Saturday, 2 April 2016
Ken Howard R.I.P.
Ken Howard was born on March 28 1944 in El Centro, California. He grew up in Manhasset, New York. He attended Amherst College and then studied acting at the Yale School of Drama. He made his Broadway debut in Promises Promises in 1970. That same year he made his film debut in Tell Me That You Love Me, Junie Moon. In the late Sixties he went on to appear on Broadway in 1776 (in which he played Thomas Jefferson) and Child's Play.
The Seventies would prove to be a busy decade for Mr. Howard. He appeared on Broadway in the productions Seesaw, Little Black Sheep, The Norman Conquests: Living Together, The Norman Conquests: Table Manners, The Norman Conquests: Round and Round the Garden, and 1600 Pennsylvania Avenue. He appeared in the films Such Good Friends (1971), The Strange Vengeance of Rosalie (1972), 1776 (1972), and Independence (1976). On television he played the lead role in three different TV shows: Adam's Rib (a sitcom based on the classic film of the same name), The Manhunter (a series about a bounty hunter set during the Depression), and The White Shadow (a series centred on a high school basketball coach). He guest starred on the shows Bonanza, Medical Centre, and Hallmark Hall of Fame.

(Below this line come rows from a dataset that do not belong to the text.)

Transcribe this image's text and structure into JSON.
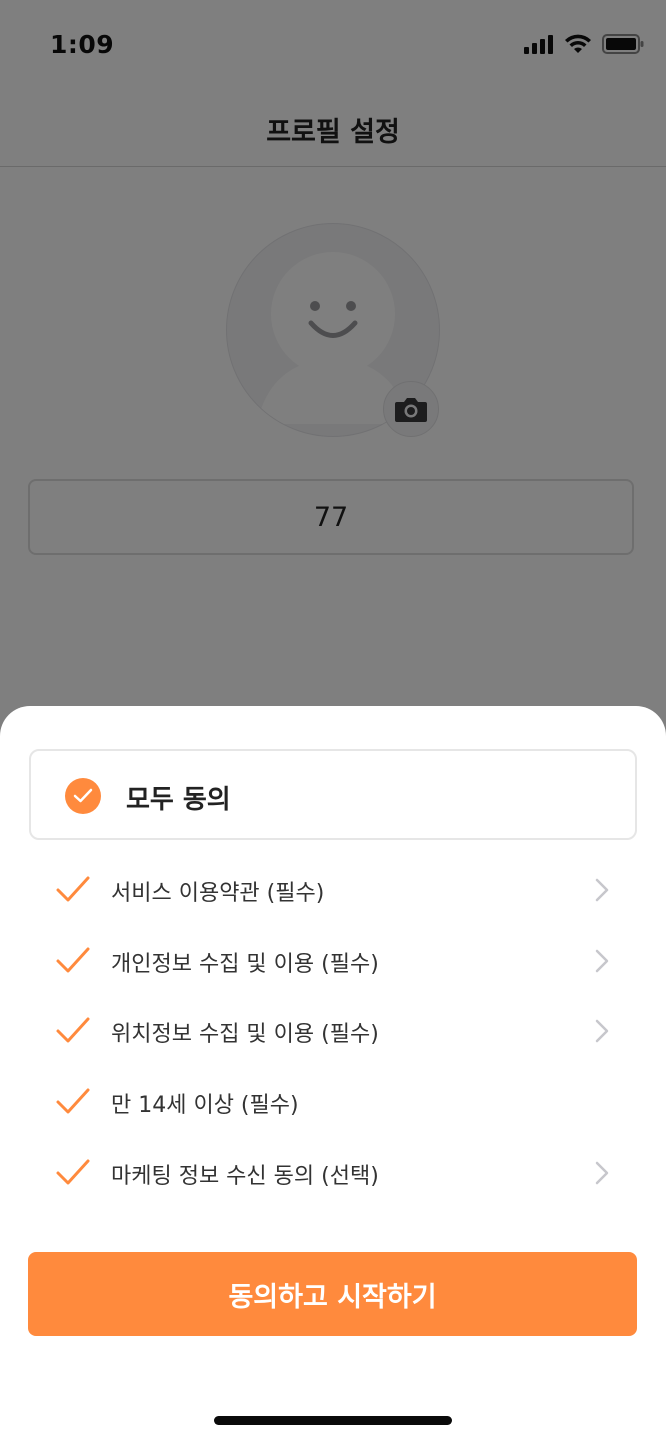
{
  "status_bar": {
    "time": "1:09",
    "icons": [
      "cellular-signal-icon",
      "wifi-icon",
      "battery-icon"
    ]
  },
  "header": {
    "title": "프로필 설정"
  },
  "profile": {
    "avatar_icon": "default-avatar-smiley-icon",
    "camera_icon": "camera-icon",
    "nickname_value": "77"
  },
  "agreement_sheet": {
    "agree_all": {
      "label": "모두 동의",
      "checked": true
    },
    "terms": [
      {
        "label": "서비스 이용약관 (필수)",
        "checked": true,
        "has_detail": true
      },
      {
        "label": "개인정보 수집 및 이용 (필수)",
        "checked": true,
        "has_detail": true
      },
      {
        "label": "위치정보 수집 및 이용 (필수)",
        "checked": true,
        "has_detail": true
      },
      {
        "label": "만 14세 이상 (필수)",
        "checked": true,
        "has_detail": false
      },
      {
        "label": "마케팅 정보 수신 동의 (선택)",
        "checked": true,
        "has_detail": true
      }
    ],
    "start_button_label": "동의하고 시작하기"
  },
  "colors": {
    "accent": "#ff8a3d",
    "overlay": "rgba(0,0,0,0.5)",
    "chevron": "#c7c7cc"
  }
}
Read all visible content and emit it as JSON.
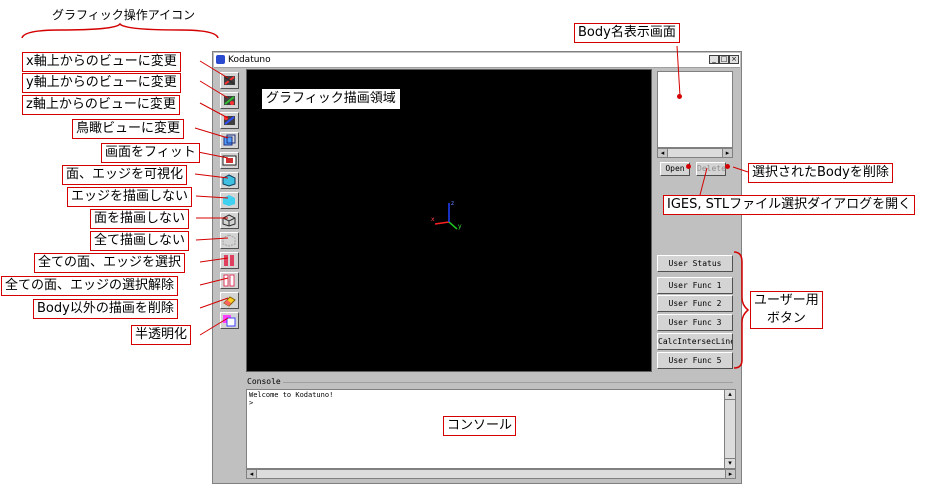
{
  "header_label": "グラフィック操作アイコン",
  "window": {
    "title": "Kodatuno",
    "minimize": "_",
    "maximize": "□",
    "close": "×"
  },
  "annotations": {
    "x_view": "x軸上からのビューに変更",
    "y_view": "y軸上からのビューに変更",
    "z_view": "z軸上からのビューに変更",
    "bird_view": "鳥瞰ビューに変更",
    "fit": "画面をフィット",
    "visualize": "面、エッジを可視化",
    "no_edge": "エッジを描画しない",
    "no_face": "面を描画しない",
    "no_all": "全て描画しない",
    "select_all": "全ての面、エッジを選択",
    "deselect_all": "全ての面、エッジの選択解除",
    "delete_nonbody": "Body以外の描画を削除",
    "semitransparent": "半透明化",
    "graphics_area": "グラフィック描画領域",
    "body_name": "Body名表示画面",
    "delete_selected": "選択されたBodyを削除",
    "open_dialog": "IGES, STLファイル選択ダイアログを開く",
    "user_buttons_line1": "ユーザー用",
    "user_buttons_line2": "ボタン",
    "console": "コンソール"
  },
  "buttons": {
    "open": "Open",
    "delete": "Delete",
    "user_status": "User Status",
    "user_func_1": "User Func 1",
    "user_func_2": "User Func 2",
    "user_func_3": "User Func 3",
    "calc_intersec_line": "CalcIntersecLine",
    "user_func_5": "User Func 5"
  },
  "console": {
    "label": "Console",
    "line1": "Welcome to Kodatuno!",
    "line2": ">"
  },
  "axes": {
    "x": "x",
    "y": "y",
    "z": "z"
  },
  "colors": {
    "callout_border": "#d40000",
    "graphics_bg": "#000000",
    "x_axis": "#ff2020",
    "y_axis": "#20c020",
    "z_axis": "#2040ff"
  }
}
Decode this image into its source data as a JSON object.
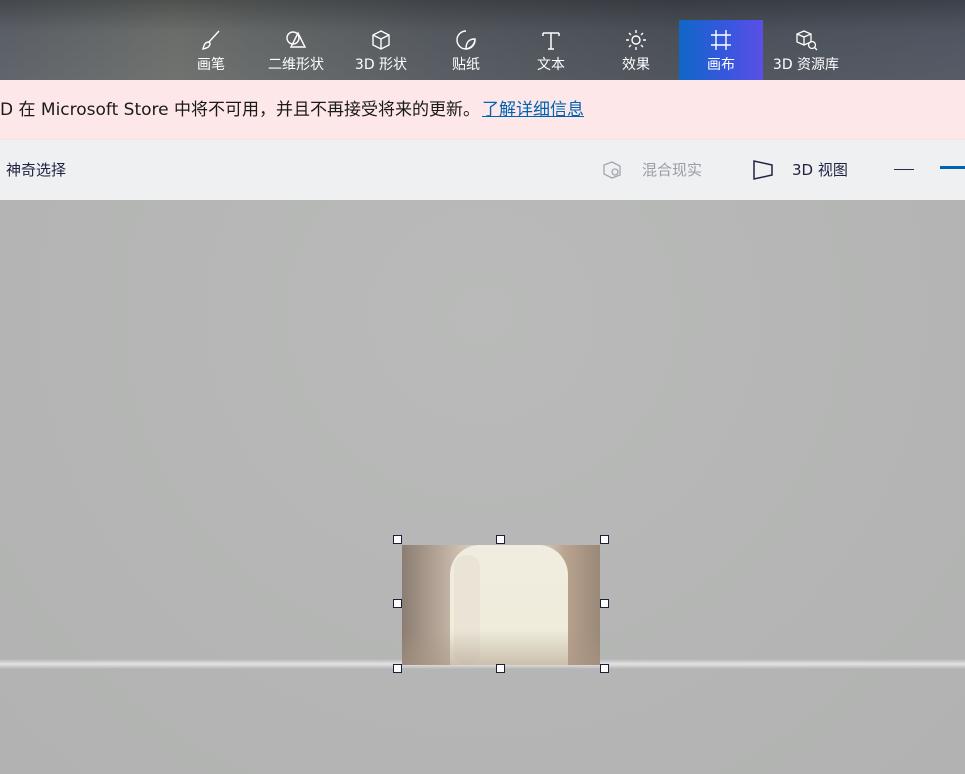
{
  "ribbon": {
    "tools": [
      {
        "label": "画笔",
        "icon": "brush-icon"
      },
      {
        "label": "二维形状",
        "icon": "2d-shapes-icon"
      },
      {
        "label": "3D 形状",
        "icon": "3d-shapes-icon"
      },
      {
        "label": "贴纸",
        "icon": "sticker-icon"
      },
      {
        "label": "文本",
        "icon": "text-icon"
      },
      {
        "label": "效果",
        "icon": "effects-icon"
      },
      {
        "label": "画布",
        "icon": "canvas-icon",
        "active": true
      },
      {
        "label": "3D 资源库",
        "icon": "3d-library-icon"
      }
    ],
    "active_color": "#3a56de"
  },
  "notice": {
    "text": "D 在 Microsoft Store 中将不可用，并且不再接受将来的更新。",
    "link": "了解详细信息",
    "background": "#fde7e9",
    "link_color": "#0063b1"
  },
  "toolbar": {
    "magic_select": "神奇选择",
    "mixed_reality": "混合现实",
    "view_3d": "3D 视图"
  }
}
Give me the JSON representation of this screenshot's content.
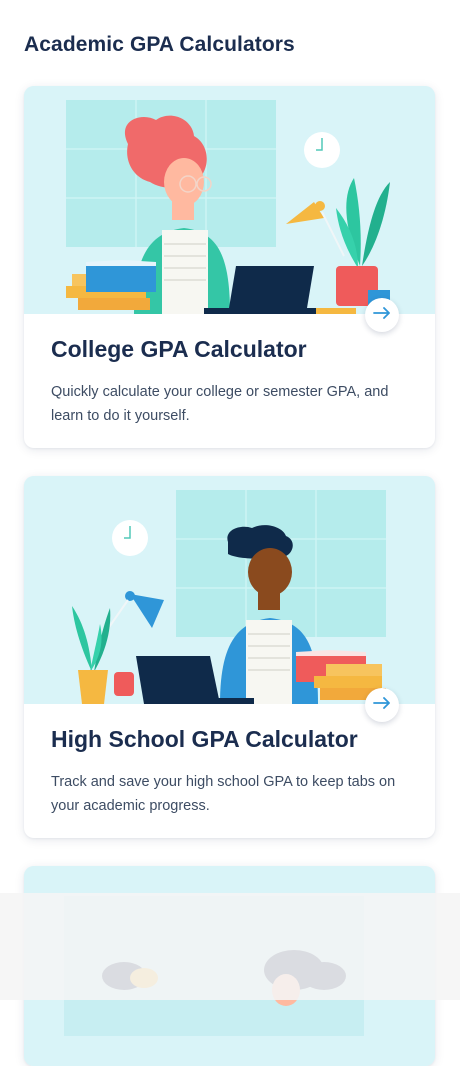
{
  "page": {
    "title": "Academic GPA Calculators"
  },
  "cards": [
    {
      "title": "College GPA Calculator",
      "description": "Quickly calculate your college or semester GPA, and learn to do it yourself.",
      "icon": "arrow-right-icon"
    },
    {
      "title": "High School GPA Calculator",
      "description": "Track and save your high school GPA to keep tabs on your academic progress.",
      "icon": "arrow-right-icon"
    }
  ],
  "colors": {
    "text_primary": "#1b2d4f",
    "text_secondary": "#3d4c63",
    "illustration_bg": "#d9f4f8",
    "accent_blue": "#2f96d8"
  }
}
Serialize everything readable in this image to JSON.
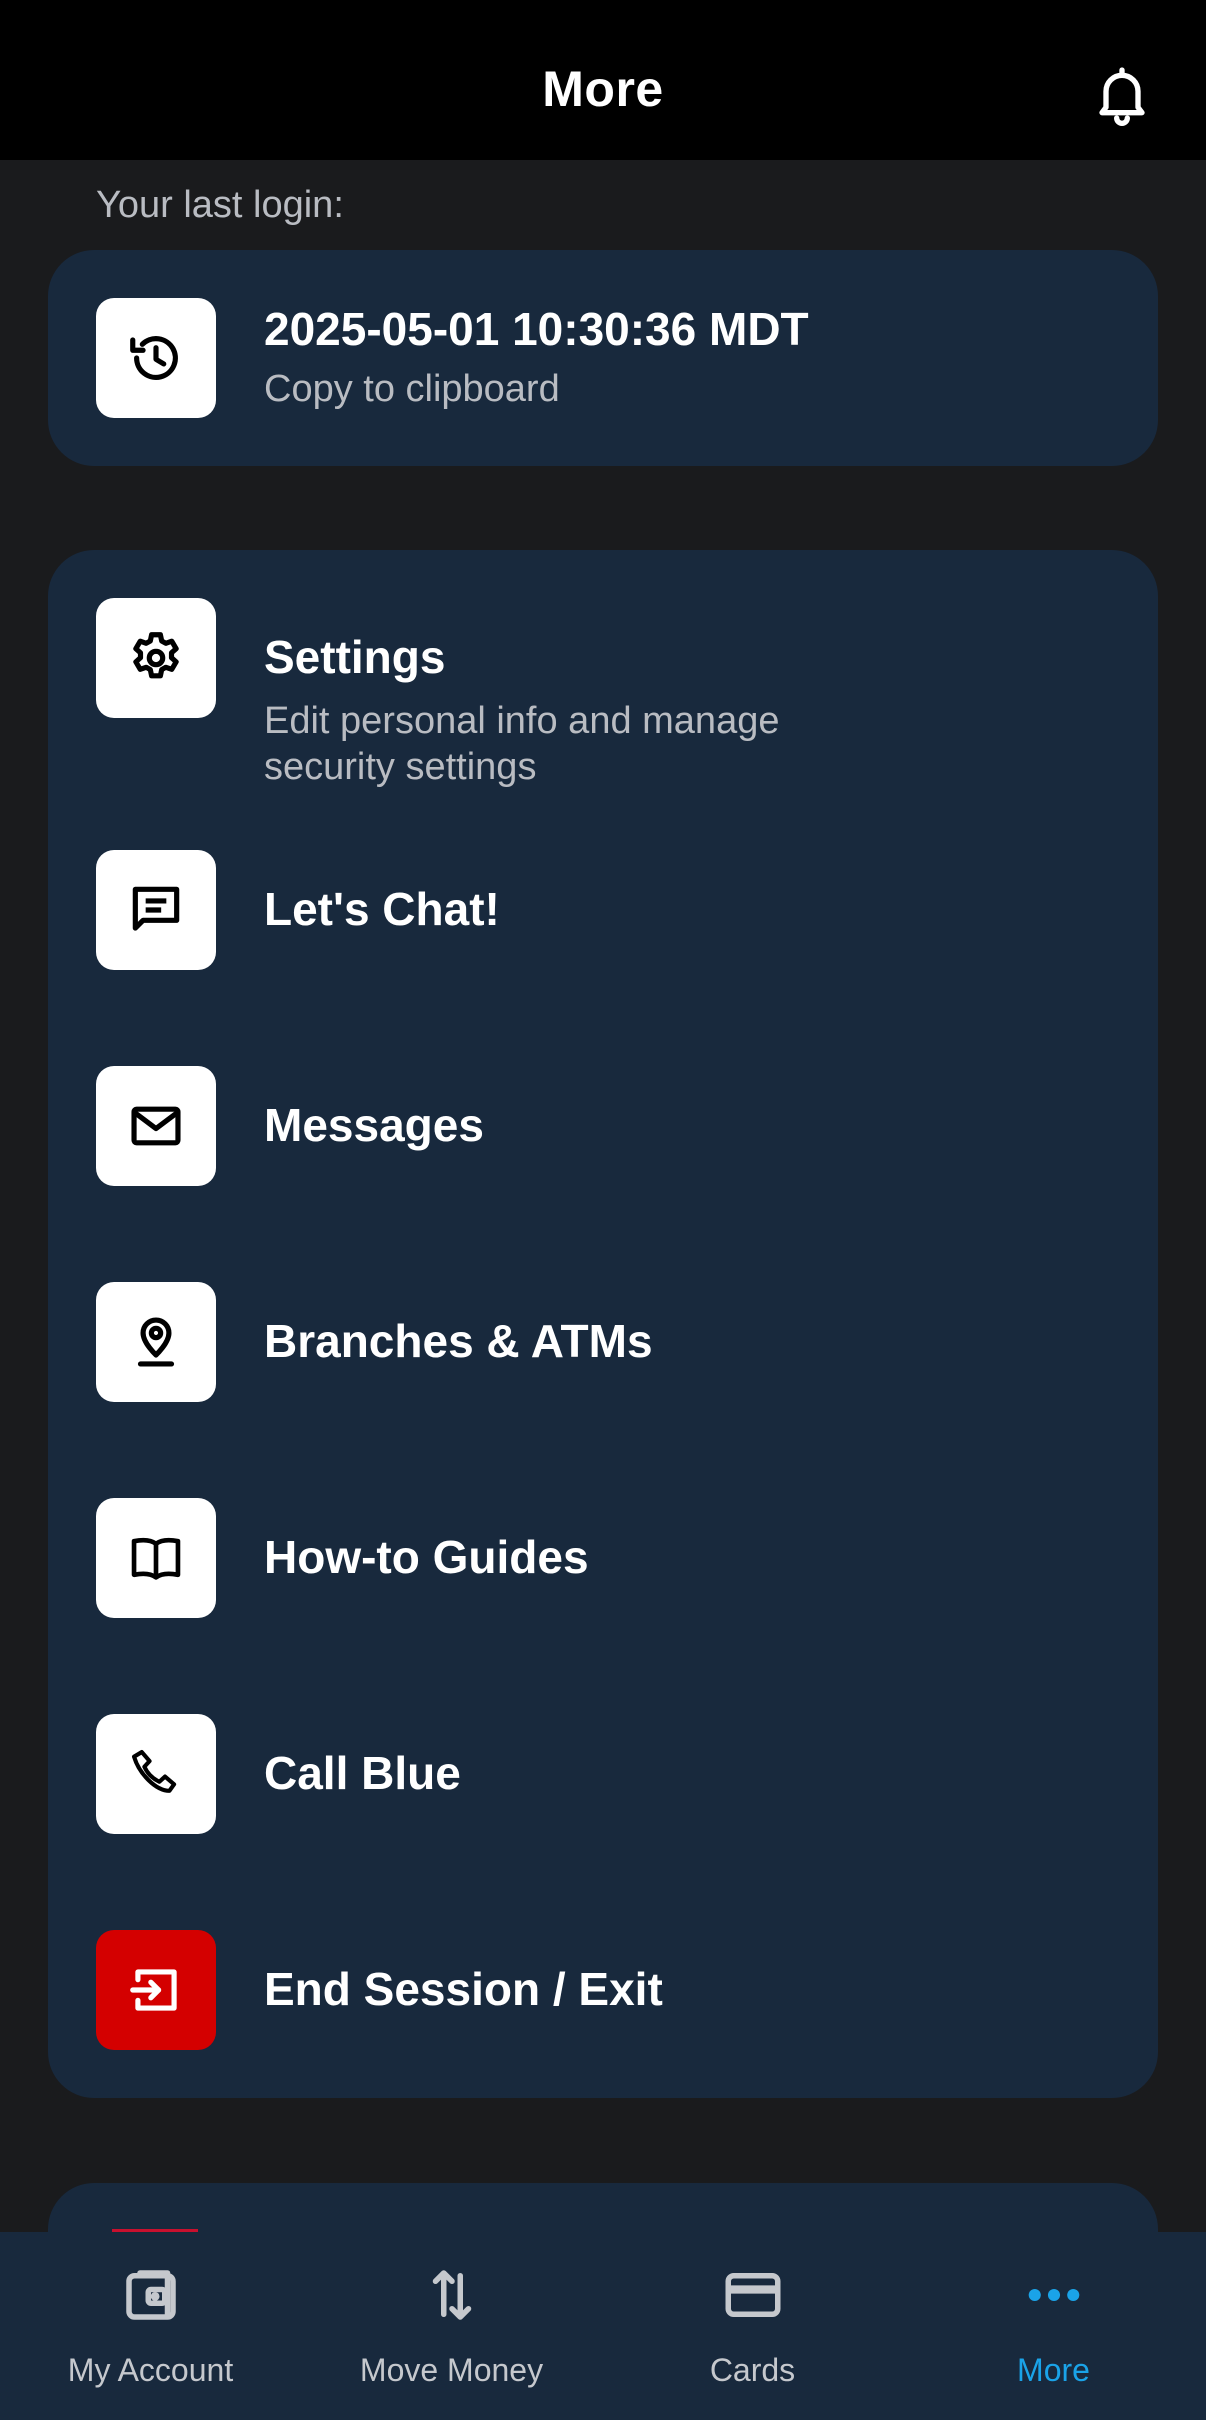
{
  "header": {
    "title": "More",
    "icon": "bell-icon"
  },
  "last_login": {
    "label": "Your last login:",
    "timestamp": "2025-05-01 10:30:36 MDT",
    "action": "Copy to clipboard",
    "icon": "history-icon"
  },
  "menu": {
    "items": [
      {
        "label": "Settings",
        "subtitle": "Edit personal info and manage security settings",
        "icon": "gear-icon"
      },
      {
        "label": "Let's Chat!",
        "icon": "chat-icon"
      },
      {
        "label": "Messages",
        "icon": "mail-icon"
      },
      {
        "label": "Branches & ATMs",
        "icon": "location-pin-icon"
      },
      {
        "label": "How-to Guides",
        "icon": "book-icon"
      },
      {
        "label": "Call Blue",
        "icon": "phone-icon"
      },
      {
        "label": "End Session / Exit",
        "icon": "exit-icon"
      }
    ]
  },
  "tabs": [
    {
      "label": "My Account",
      "icon": "wallet-icon"
    },
    {
      "label": "Move Money",
      "icon": "transfer-arrows-icon"
    },
    {
      "label": "Cards",
      "icon": "card-icon"
    },
    {
      "label": "More",
      "icon": "more-dots-icon",
      "active": true
    }
  ],
  "colors": {
    "background": "#1a1b1d",
    "card": "#18293d",
    "header": "#000000",
    "accent": "#1aa3e8",
    "danger": "#d40000"
  }
}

The Eighties saw Ken Howard appear as a regular in multiple TV shows as well: the sitcom It's Not Easy, Dynasty, and The Colbys. He guest starred on the shows Glitter, Hotel, and American Playhouse. He appeared in the miniseries The Thorn Birds. He appeared in the film Second Thoughts (1983). He appeared on Broadway in Rumours.
In the Nineties Ken Howard guest starred on P.S.I. Luv U; The Golden Girls; One West Waikiki; Murder, She Wrote; The Client; Diagnosis Murder; The West Wing; and The Practice. He had a recurring role on Melrose Place. He was a guest voice on Batman: The Animated Series. Mr. Howard appeared in the films Oscar (1991), Ulterior Motives (1993), Clear and Present Danger (1994), The Net (1995), and At First Sight (1999).
In the Naughts Ken Howard was a regular on the shows Crossing Jordan and Cane. He guest starred on the shows Family Law, Arli$$, Curb Your Enthusiasm, The Office, The Ghost Whisperer, George Lopez, Huff, Conviction, Law & Order: Special Victims Unit, Brothers and Sisters, Eli Stone, Boston Legal, Dirty Sexy Money, and Cold Case. He appeared in the films Stuck (2004), In Her Shoes (2005), Arc (2006), Smother (2007), Michael Clayton (2007), Under Still Waters (2008), 2:13 (2009), The Beacon (2009), and A Numbers Game (2010).
In the Teens Ken Howard had a recurring role on 30 Rock and appeared in episodes of the soap opera The Young and the Restless. He guest starred on such shows as Fairly Legal, The Closer, Blue Bloods, and The McCarthys. He appeared in the films J. Edgar (2011), Just an American (2012), A Fighting Man (2012), A.C.O.D. (2013), Better Living Through Chemistry (2014), The Judge (2014), The Wedding Ringer (2015), and Joy (2015).
Ken Howard was both prolific and versatile. When it comes to television I remember him best for two roles. The first is Dave Barrett, the protagonist of the TV series The Manhunter. At a time when private eye shows were a dime a dozen, The Manhunter was different. Not only was it set in the West during the Depression (Barrett lived on a farm in Idaho), but its protagonist actually had a family (his parents and his sister were regulars on the show). What is more, Barrett wasn't a private eye, but a bounty hunter. Ken Howard did a very good job of bringing the character of Barrett to life. The other TV role I remember him well for is Jordan Cavanaugh's stubborn father Max on Crossing Jordan. Mr. Howard gave a very nuanced performance as Max, and he had a very good rapport with series star Jill Hennessey.
Of course, Ken Howard did more than television. He also did films. Indeed, he played Thomas Jefferson twice on the silver screen, appearing in the role in the musical 1776 and the docudrama Independence. Thomas Jefferson wasn't the only historical figure Ken Howard played either. He also played Attorney General Harlan F. Stone in J. Edgar, Mark Twain in an episode of Bonanza, and Father Damien in the 1980 TV movie Father Damien: The Leper Priest. With a knack for bringing characters to life, it is little wonder Ken Howard was in demand to play historical figures. In fact, he was in demand throughout his career, playing a wide variety of characters. Ken Howard played everything from lawyers to politicians and from cops to criminals. What is more, he did all of them well.